Beit Jala

Beit Jala 1962 – SABAT ABU-MOHOR with her children

Contributed by Fayez (Frank) Nasser on 17.10.2007:


Beit Jala 1962 - SABAT ABU-MOHOR, daughter of Maryam Elias Abu-Mohor who was the Head and Chief Midwife of the Beit-Jala Clinic. SABAT married YA'QOOB JABRA ABU-MOHOR and had 5 children: Samir, Samia, Souhail, Issa, and Anton (vowed and named after St. Anthony). Original Content Creator: Fayez (Frank) Nass(...)

View Contribution

NAMES OF THE FAMILIES OF BEIT JALA

Contributed by Fayez (Frank) Nasser on 14.10.2007:

The inhabitants of Beit Jala were, since ancient times, and still are, divided into 5 clans (Harat).

Each clan (Hara) consists of a group of families, some of which are original inhabitants and others who chose to join a particular clan. The voting or electoral rolls of Beit Jala are grouped accordingly up to present times.

Many variations in spelling of a particular same name a(...)

View Contribution

Salesian’s Convent

Contributed by Turathuna Bethlehem University on 11.10.2006:


Salesian's Convent is located in the center of Beit-Jala.

View Contribution

Badriyyeh’s shrine (near Beit Jala)

Contributed by Arab Educational Institute on 21.06.2006:

Not only Moslems vowed at religious shrines which were not their own. In their turn, Christians performed vows at Moslem places. For instance, the Christian women of Beit Jala used to visit the tomb of Badriyyeh (or "moon") to the west of town in the village of Waladjeh. Badriyyeh was a female weli known for her effective intercessions. The Palestinian folklorist Tawfiq Canaan provides an ext(...)

View Contribution

Moslem-Christian relations: Sana’a Abu Ghosh

Contributed by Arab Educational Institute on 06.06.2006:

By Katharine von Schubert, for the Arab Educational Institute

Interview with Sana Abu Ghosh, Wednesday 11th December 2002

Head of UNRWA school in Batir village, Bethlehem, in her house in Beit Jala

Published in The Jerusalem Times

What does in mean to you to be a Palestinian Muslim?

Firstly I am an Arab, second I am Palestinian, thirdly I am Muslim.
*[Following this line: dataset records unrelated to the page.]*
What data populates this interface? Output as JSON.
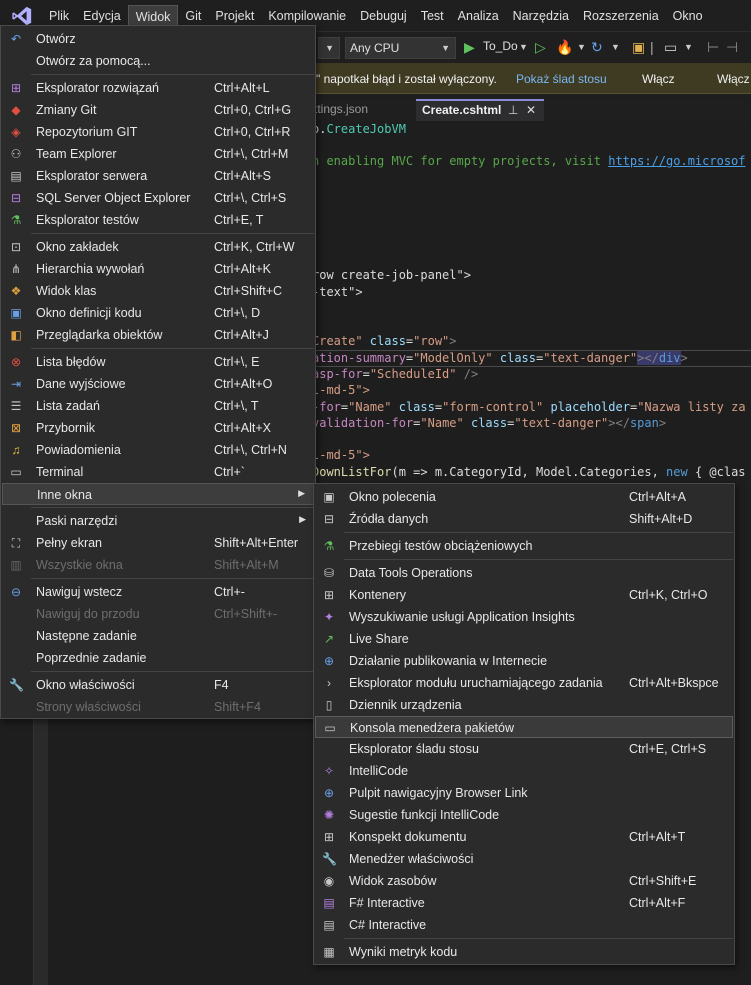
{
  "menubar": {
    "items": [
      "Plik",
      "Edycja",
      "Widok",
      "Git",
      "Projekt",
      "Kompilowanie",
      "Debuguj",
      "Test",
      "Analiza",
      "Narzędzia",
      "Rozszerzenia",
      "Okno"
    ]
  },
  "toolbar": {
    "platform": "Any CPU",
    "run_target": "To_Do"
  },
  "infobar": {
    "message": "\" napotkał błąd i został wyłączony.",
    "link": "Pokaż ślad stosu",
    "enable1": "Włącz",
    "enable2": "Włącz"
  },
  "tabs": {
    "inactive": "ttings.json",
    "active": "Create.cshtml",
    "pin": "⊥",
    "close": "✕"
  },
  "code": {
    "l1a": "o.",
    "l1b": "CreateJobVM",
    "l2a": "n enabling MVC for empty projects, visit ",
    "l2b": "https://go.microsof",
    "l3a": "row create-job-panel\">",
    "l4a": "-text\">",
    "l5a": "Create\" ",
    "l5b": "class",
    "l5c": "=",
    "l5d": "\"row\"",
    "l5e": ">",
    "l6a": "ation-summary",
    "l6b": "=",
    "l6c": "\"ModelOnly\"",
    "l6d": " class",
    "l6e": "=",
    "l6f": "\"text-danger\"",
    "l6g": "></",
    "l6h": "div",
    "l6i": ">",
    "l7a": "asp-for",
    "l7b": "=",
    "l7c": "\"ScheduleId\"",
    "l7d": " />",
    "l8a": "l-md-5\">",
    "l9a": "-for",
    "l9b": "=",
    "l9c": "\"Name\"",
    "l9d": " class",
    "l9e": "=",
    "l9f": "\"form-control\"",
    "l9g": " placeholder",
    "l9h": "=",
    "l9i": "\"Nazwa listy za",
    "l10a": "validation-for",
    "l10b": "=",
    "l10c": "\"Name\"",
    "l10d": " class",
    "l10e": "=",
    "l10f": "\"text-danger\"",
    "l10g": "></",
    "l10h": "span",
    "l10i": ">",
    "l11a": "l-md-5\">",
    "l12a": "DownListFor",
    "l12b": "(m => m.",
    "l12c": "CategoryId",
    "l12d": ", Model.",
    "l12e": "Categories",
    "l12f": ", ",
    "l12g": "new",
    "l12h": " { @clas"
  },
  "view_menu": {
    "items": [
      {
        "label": "Otwórz",
        "shortcut": "",
        "icon": "undo-arrow-icon"
      },
      {
        "label": "Otwórz za pomocą...",
        "shortcut": "",
        "icon": ""
      },
      {
        "label": "Eksplorator rozwiązań",
        "shortcut": "Ctrl+Alt+L",
        "icon": "solution-explorer-icon"
      },
      {
        "label": "Zmiany Git",
        "shortcut": "Ctrl+0, Ctrl+G",
        "icon": "git-changes-icon"
      },
      {
        "label": "Repozytorium GIT",
        "shortcut": "Ctrl+0, Ctrl+R",
        "icon": "git-repository-icon"
      },
      {
        "label": "Team Explorer",
        "shortcut": "Ctrl+\\, Ctrl+M",
        "icon": "team-explorer-icon"
      },
      {
        "label": "Eksplorator serwera",
        "shortcut": "Ctrl+Alt+S",
        "icon": "server-explorer-icon"
      },
      {
        "label": "SQL Server Object Explorer",
        "shortcut": "Ctrl+\\, Ctrl+S",
        "icon": "sql-server-icon"
      },
      {
        "label": "Eksplorator testów",
        "shortcut": "Ctrl+E, T",
        "icon": "test-explorer-icon"
      },
      {
        "label": "Okno zakładek",
        "shortcut": "Ctrl+K, Ctrl+W",
        "icon": "bookmark-window-icon"
      },
      {
        "label": "Hierarchia wywołań",
        "shortcut": "Ctrl+Alt+K",
        "icon": "call-hierarchy-icon"
      },
      {
        "label": "Widok klas",
        "shortcut": "Ctrl+Shift+C",
        "icon": "class-view-icon"
      },
      {
        "label": "Okno definicji kodu",
        "shortcut": "Ctrl+\\, D",
        "icon": "code-definition-icon"
      },
      {
        "label": "Przeglądarka obiektów",
        "shortcut": "Ctrl+Alt+J",
        "icon": "object-browser-icon"
      },
      {
        "label": "Lista błędów",
        "shortcut": "Ctrl+\\, E",
        "icon": "error-list-icon"
      },
      {
        "label": "Dane wyjściowe",
        "shortcut": "Ctrl+Alt+O",
        "icon": "output-icon"
      },
      {
        "label": "Lista zadań",
        "shortcut": "Ctrl+\\, T",
        "icon": "task-list-icon"
      },
      {
        "label": "Przybornik",
        "shortcut": "Ctrl+Alt+X",
        "icon": "toolbox-icon"
      },
      {
        "label": "Powiadomienia",
        "shortcut": "Ctrl+\\, Ctrl+N",
        "icon": "notifications-bell-icon"
      },
      {
        "label": "Terminal",
        "shortcut": "Ctrl+`",
        "icon": "terminal-icon"
      },
      {
        "label": "Inne okna",
        "shortcut": "",
        "icon": ""
      },
      {
        "label": "Paski narzędzi",
        "shortcut": "",
        "icon": ""
      },
      {
        "label": "Pełny ekran",
        "shortcut": "Shift+Alt+Enter",
        "icon": "full-screen-icon"
      },
      {
        "label": "Wszystkie okna",
        "shortcut": "Shift+Alt+M",
        "icon": "all-windows-icon"
      },
      {
        "label": "Nawiguj wstecz",
        "shortcut": "Ctrl+-",
        "icon": "navigate-back-icon"
      },
      {
        "label": "Nawiguj do przodu",
        "shortcut": "Ctrl+Shift+-",
        "icon": ""
      },
      {
        "label": "Następne zadanie",
        "shortcut": "",
        "icon": ""
      },
      {
        "label": "Poprzednie zadanie",
        "shortcut": "",
        "icon": ""
      },
      {
        "label": "Okno właściwości",
        "shortcut": "F4",
        "icon": "wrench-icon"
      },
      {
        "label": "Strony właściwości",
        "shortcut": "Shift+F4",
        "icon": ""
      }
    ]
  },
  "other_windows_menu": {
    "items": [
      {
        "label": "Okno polecenia",
        "shortcut": "Ctrl+Alt+A",
        "icon": "command-window-icon"
      },
      {
        "label": "Źródła danych",
        "shortcut": "Shift+Alt+D",
        "icon": "data-sources-icon"
      },
      {
        "label": "Przebiegi testów obciążeniowych",
        "shortcut": "",
        "icon": "load-test-icon"
      },
      {
        "label": "Data Tools Operations",
        "shortcut": "",
        "icon": "data-tools-icon"
      },
      {
        "label": "Kontenery",
        "shortcut": "Ctrl+K, Ctrl+O",
        "icon": "containers-icon"
      },
      {
        "label": "Wyszukiwanie usługi Application Insights",
        "shortcut": "",
        "icon": "application-insights-icon"
      },
      {
        "label": "Live Share",
        "shortcut": "",
        "icon": "live-share-icon"
      },
      {
        "label": "Działanie publikowania w Internecie",
        "shortcut": "",
        "icon": "globe-icon"
      },
      {
        "label": "Eksplorator modułu uruchamiającego zadania",
        "shortcut": "Ctrl+Alt+Bkspce",
        "icon": "chevron-right-icon"
      },
      {
        "label": "Dziennik urządzenia",
        "shortcut": "",
        "icon": "device-log-icon"
      },
      {
        "label": "Konsola menedżera pakietów",
        "shortcut": "",
        "icon": "package-manager-console-icon"
      },
      {
        "label": "Eksplorator śladu stosu",
        "shortcut": "Ctrl+E, Ctrl+S",
        "icon": ""
      },
      {
        "label": "IntelliCode",
        "shortcut": "",
        "icon": "intellicode-icon"
      },
      {
        "label": "Pulpit nawigacyjny Browser Link",
        "shortcut": "",
        "icon": "browser-link-icon"
      },
      {
        "label": "Sugestie funkcji IntelliCode",
        "shortcut": "",
        "icon": "lightbulb-icon"
      },
      {
        "label": "Konspekt dokumentu",
        "shortcut": "Ctrl+Alt+T",
        "icon": "document-outline-icon"
      },
      {
        "label": "Menedżer właściwości",
        "shortcut": "",
        "icon": "wrench-icon"
      },
      {
        "label": "Widok zasobów",
        "shortcut": "Ctrl+Shift+E",
        "icon": "resource-view-icon"
      },
      {
        "label": "F# Interactive",
        "shortcut": "Ctrl+Alt+F",
        "icon": "fsharp-interactive-icon"
      },
      {
        "label": "C# Interactive",
        "shortcut": "",
        "icon": "csharp-interactive-icon"
      },
      {
        "label": "Wyniki metryk kodu",
        "shortcut": "",
        "icon": "code-metrics-icon"
      }
    ]
  }
}
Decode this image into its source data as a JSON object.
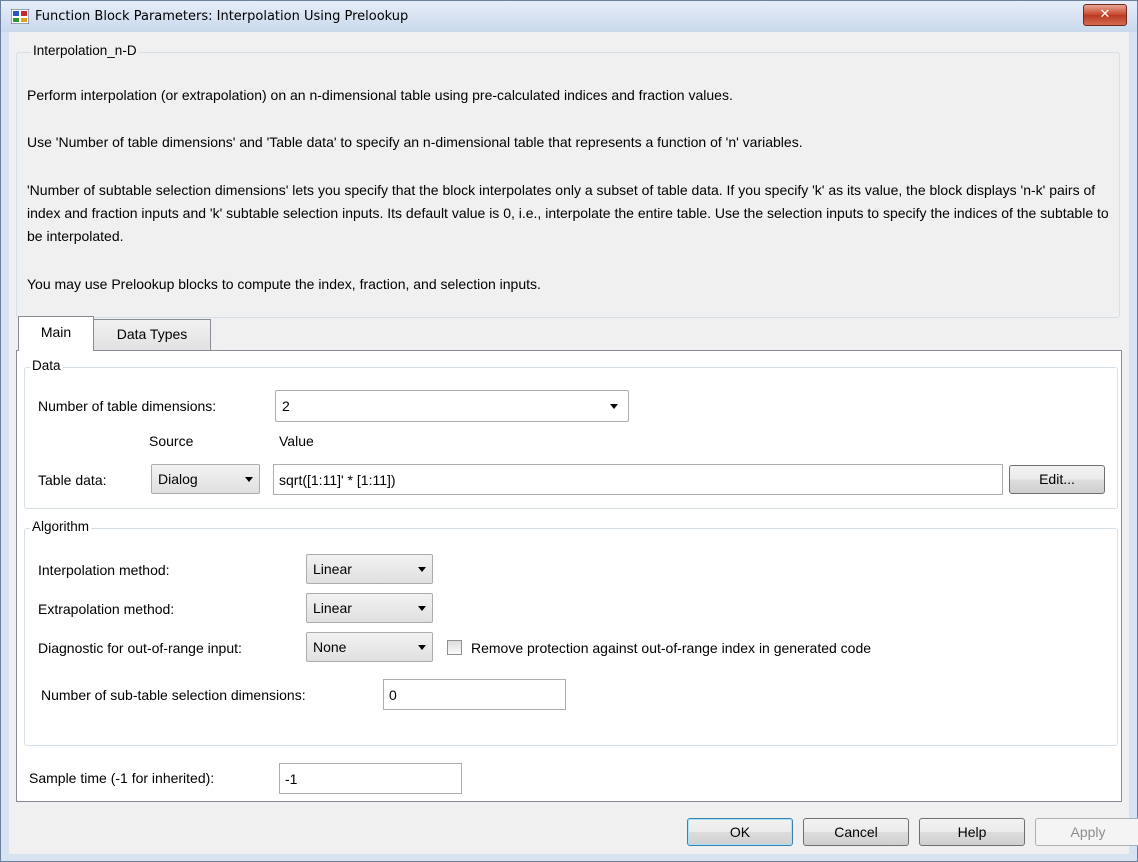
{
  "window": {
    "title": "Function Block Parameters: Interpolation Using Prelookup",
    "close_label": "✕"
  },
  "description": {
    "legend": "Interpolation_n-D",
    "paragraphs": [
      "Perform interpolation (or extrapolation) on an n-dimensional table using pre-calculated indices and fraction values.",
      "Use 'Number of table dimensions' and 'Table data' to specify an n-dimensional table that represents a function of 'n' variables.",
      "'Number of subtable selection dimensions' lets you specify that the block interpolates only a subset of table data. If you specify 'k' as its value, the block displays 'n-k' pairs of index and fraction inputs and 'k' subtable selection inputs. Its default value is 0, i.e., interpolate the entire table. Use the selection inputs to specify the indices of the subtable to be interpolated.",
      "You may use Prelookup blocks to compute the index, fraction, and selection inputs."
    ]
  },
  "tabs": [
    {
      "label": "Main",
      "active": true
    },
    {
      "label": "Data Types",
      "active": false
    }
  ],
  "data_group": {
    "legend": "Data",
    "num_dims_label": "Number of table dimensions:",
    "num_dims_value": "2",
    "source_header": "Source",
    "value_header": "Value",
    "table_data_label": "Table data:",
    "table_data_source": "Dialog",
    "table_data_value": "sqrt([1:11]' * [1:11])",
    "edit_label": "Edit..."
  },
  "algorithm_group": {
    "legend": "Algorithm",
    "interp_label": "Interpolation method:",
    "interp_value": "Linear",
    "extrap_label": "Extrapolation method:",
    "extrap_value": "Linear",
    "diag_label": "Diagnostic for out-of-range input:",
    "diag_value": "None",
    "remove_protection_label": "Remove protection against out-of-range index in generated code",
    "remove_protection_checked": false,
    "subtable_label": "Number of sub-table selection dimensions:",
    "subtable_value": "0"
  },
  "sample_time": {
    "label": "Sample time (-1 for inherited):",
    "value": "-1"
  },
  "buttons": {
    "ok": "OK",
    "cancel": "Cancel",
    "help": "Help",
    "apply": "Apply"
  }
}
This is (...)

View Contribution

The Old Man – St Nicholas

Contributed by Toine Van Teeffelen on 24.05.2006:

Beit Jala is an old Canaanite city whose name in Aramaic means "grass carpet." It hosts the Church of the Virgin and St Nicola's Church, and also a mosque for Moslems who took shelter in Beit Jala in the wake of the 1948 war. The Ras Mountain, which lies to the West of the city, is 923 metres high. On the northern part of this mountain lies the Cremisan Convent which is famous for manufacturi(...)

View Contribution

Maisa Khreimi: Working under the Shadow of the Wall

Contributed by Arab Educational Institute on 23.05.2006:

TRULY, THESE ARE BARRIERS OF DEATH

The following interview by Mirvet Giacaman is with a young secretary working at a factory in Beit Jala to the west of Bethlehem. The factory borders the Wall. "How can you keep up with your responsibilities?" That's what Palestinian women in Palestine ask themselves. The economy has collapsed. There is an unemployment which sometimes reaches 50 percen(...)

View Contribution

Alexander Qamar

Contributed by Toine Van Teeffelen on 07.05.2006:

Alexander Qamar is a retired factory owner from Jerusalem who lives near Aida refugee camp in Beit Jala, opposite the Wall. Here is his life story:

"Every two or three weeks the army comes knocking at the door. They have come four times since they built the Wall. They ask us to leave the house and stand for two or three hours on the street. You hear a voice outside shouting: "Open, ope(...)

View Contribution

Apricot (mish-mish) – Beit Jala is known for that fruit

Contributed by Arab Educational Institute on 19.03.2006:

"Until the apricot season." Means: never. The apricot season is in the Summer but lasts only a very short time.

View Contribution

The Intruders and Saint Nicholas (Beit Jala)

Contributed by Terra Sancta School For Girls on 11.03.2006:

Micheline Atick

My grandmother started her story: “In 1948 our country had more Christians than now. Most of them emigrated because of the political situation. During the war people in Beit Jala stayed in their houses. Suddenly they saw many refugees coming to seek refuge. They didn’t have a place after they lost their homes, so they came to Bethlehem and Beit Jala to start a new livin(...)

View Contribution
 1 2 3